China’s regulations require all imported GM beans to go directly to soybean crushing plants and be crushed into meal and oil. Food processors are only allowed to use domestic non-GM soybeans or imported food-grade soybeans.

Wang’s research shows that those rules aren’t always followed. "Our survey shows more than 30% of soybeans consumed in the food industry were imported GMO beans."

While food processors are using imported GM soybeans illegally and secretly in their raw material, crushing industries have started to produce and promote non-GM soybean oil because it carries a hefty premium, cutting into food processors’ supplies.

Very high-end non-GM soybean oil sells for 80 times the price of conventional soybean oil. The premium is usually not that large, Wang said, but it’s enough to drive demand for non-GM soybeans.

"If all domestic soybeans are used for food processing, crushing companies have to be totally dependent on imported soybeans," Xie said. "This may be good for Chinese farmers, as they may be able to decouple their soybean price from international market, and make a good profit of their soybeans."

With crushers and food processors vying for the same small supply, it will eventually cause a shortage of non-GM soybeans in China, Xie said.

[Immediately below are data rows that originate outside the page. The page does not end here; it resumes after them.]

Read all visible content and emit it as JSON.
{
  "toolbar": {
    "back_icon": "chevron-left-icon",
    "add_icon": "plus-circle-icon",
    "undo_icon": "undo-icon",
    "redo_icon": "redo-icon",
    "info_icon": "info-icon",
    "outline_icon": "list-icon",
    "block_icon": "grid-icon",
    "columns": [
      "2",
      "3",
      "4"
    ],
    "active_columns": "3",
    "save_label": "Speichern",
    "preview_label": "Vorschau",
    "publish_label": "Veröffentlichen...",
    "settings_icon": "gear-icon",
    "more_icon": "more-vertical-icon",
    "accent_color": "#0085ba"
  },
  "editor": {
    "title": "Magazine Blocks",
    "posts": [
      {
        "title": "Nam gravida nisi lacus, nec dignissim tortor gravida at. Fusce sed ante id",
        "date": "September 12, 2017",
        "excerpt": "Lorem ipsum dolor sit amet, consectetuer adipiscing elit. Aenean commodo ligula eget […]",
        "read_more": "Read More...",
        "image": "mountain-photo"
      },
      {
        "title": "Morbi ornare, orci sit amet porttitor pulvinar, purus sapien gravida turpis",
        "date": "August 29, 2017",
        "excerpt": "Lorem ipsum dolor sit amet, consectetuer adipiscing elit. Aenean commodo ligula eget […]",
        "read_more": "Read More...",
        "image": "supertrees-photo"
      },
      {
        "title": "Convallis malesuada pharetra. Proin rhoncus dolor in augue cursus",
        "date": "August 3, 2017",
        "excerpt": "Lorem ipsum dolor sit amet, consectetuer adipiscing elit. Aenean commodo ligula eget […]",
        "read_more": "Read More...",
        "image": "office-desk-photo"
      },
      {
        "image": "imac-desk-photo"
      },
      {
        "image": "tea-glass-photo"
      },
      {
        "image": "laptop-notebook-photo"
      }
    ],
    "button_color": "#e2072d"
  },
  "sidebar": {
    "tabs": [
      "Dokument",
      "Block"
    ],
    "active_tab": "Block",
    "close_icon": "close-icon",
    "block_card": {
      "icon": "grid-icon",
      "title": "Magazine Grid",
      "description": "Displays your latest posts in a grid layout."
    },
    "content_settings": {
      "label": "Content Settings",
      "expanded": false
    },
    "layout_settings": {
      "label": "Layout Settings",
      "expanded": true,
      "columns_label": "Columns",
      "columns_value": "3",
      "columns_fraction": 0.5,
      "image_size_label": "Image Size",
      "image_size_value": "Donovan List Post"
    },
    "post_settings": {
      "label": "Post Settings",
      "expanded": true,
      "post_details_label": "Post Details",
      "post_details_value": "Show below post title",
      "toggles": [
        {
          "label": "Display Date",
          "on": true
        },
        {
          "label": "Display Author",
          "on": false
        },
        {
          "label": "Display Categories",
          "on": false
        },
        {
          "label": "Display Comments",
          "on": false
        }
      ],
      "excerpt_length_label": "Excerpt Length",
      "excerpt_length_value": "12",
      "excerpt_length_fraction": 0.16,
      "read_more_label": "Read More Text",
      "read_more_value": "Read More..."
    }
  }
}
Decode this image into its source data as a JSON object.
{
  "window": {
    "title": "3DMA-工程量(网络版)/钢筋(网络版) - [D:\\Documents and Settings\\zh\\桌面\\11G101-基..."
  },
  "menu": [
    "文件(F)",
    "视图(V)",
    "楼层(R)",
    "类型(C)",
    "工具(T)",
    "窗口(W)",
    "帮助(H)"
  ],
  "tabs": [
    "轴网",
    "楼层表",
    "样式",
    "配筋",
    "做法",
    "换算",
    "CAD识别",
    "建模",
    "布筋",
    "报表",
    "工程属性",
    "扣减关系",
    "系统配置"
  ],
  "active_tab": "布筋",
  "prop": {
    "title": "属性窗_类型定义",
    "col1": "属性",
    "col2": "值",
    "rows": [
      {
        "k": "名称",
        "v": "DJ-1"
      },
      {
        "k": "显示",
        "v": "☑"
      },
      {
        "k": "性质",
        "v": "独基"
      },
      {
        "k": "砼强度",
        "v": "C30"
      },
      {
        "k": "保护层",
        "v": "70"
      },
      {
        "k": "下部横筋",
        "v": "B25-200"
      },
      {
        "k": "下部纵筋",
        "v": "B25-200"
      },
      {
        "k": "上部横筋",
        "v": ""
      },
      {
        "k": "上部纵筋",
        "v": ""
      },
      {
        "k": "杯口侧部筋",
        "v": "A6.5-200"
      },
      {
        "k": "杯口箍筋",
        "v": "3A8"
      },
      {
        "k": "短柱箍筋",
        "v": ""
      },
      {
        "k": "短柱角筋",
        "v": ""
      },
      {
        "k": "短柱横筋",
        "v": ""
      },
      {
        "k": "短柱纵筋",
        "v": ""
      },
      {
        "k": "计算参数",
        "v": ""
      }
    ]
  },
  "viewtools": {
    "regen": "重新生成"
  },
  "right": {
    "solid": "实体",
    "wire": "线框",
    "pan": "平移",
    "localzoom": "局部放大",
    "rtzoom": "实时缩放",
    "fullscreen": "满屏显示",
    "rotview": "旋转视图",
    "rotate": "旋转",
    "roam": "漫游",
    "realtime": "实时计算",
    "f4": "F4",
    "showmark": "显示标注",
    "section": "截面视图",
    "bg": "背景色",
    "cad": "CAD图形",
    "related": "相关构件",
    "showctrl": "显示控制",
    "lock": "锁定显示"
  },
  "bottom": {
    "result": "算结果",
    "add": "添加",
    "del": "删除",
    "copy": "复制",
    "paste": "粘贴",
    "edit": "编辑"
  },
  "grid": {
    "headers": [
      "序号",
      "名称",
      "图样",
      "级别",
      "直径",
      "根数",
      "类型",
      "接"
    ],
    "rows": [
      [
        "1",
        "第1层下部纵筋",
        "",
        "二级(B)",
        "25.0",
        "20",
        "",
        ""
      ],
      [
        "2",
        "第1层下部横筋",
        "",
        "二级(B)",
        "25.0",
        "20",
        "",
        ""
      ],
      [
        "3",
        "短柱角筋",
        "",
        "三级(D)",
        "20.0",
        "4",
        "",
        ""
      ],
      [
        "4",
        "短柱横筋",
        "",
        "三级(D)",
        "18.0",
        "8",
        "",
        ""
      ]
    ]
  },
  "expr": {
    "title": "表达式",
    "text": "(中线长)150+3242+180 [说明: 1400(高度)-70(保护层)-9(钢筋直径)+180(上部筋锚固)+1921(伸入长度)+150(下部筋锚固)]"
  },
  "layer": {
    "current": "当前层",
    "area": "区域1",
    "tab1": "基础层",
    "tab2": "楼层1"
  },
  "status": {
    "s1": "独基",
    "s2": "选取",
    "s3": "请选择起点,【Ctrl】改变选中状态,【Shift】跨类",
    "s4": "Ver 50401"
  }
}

"It is not new for some of the food processors to use imported GMO soybean in their production, though it is illegal," said Xiaoping Zhang, director of the U.S. Soybean Export Council in Beijing. "If the government enforces the practice of the GMO regulation, there will be more import demand for non-GMO soybeans in China, both for food processing and crushing."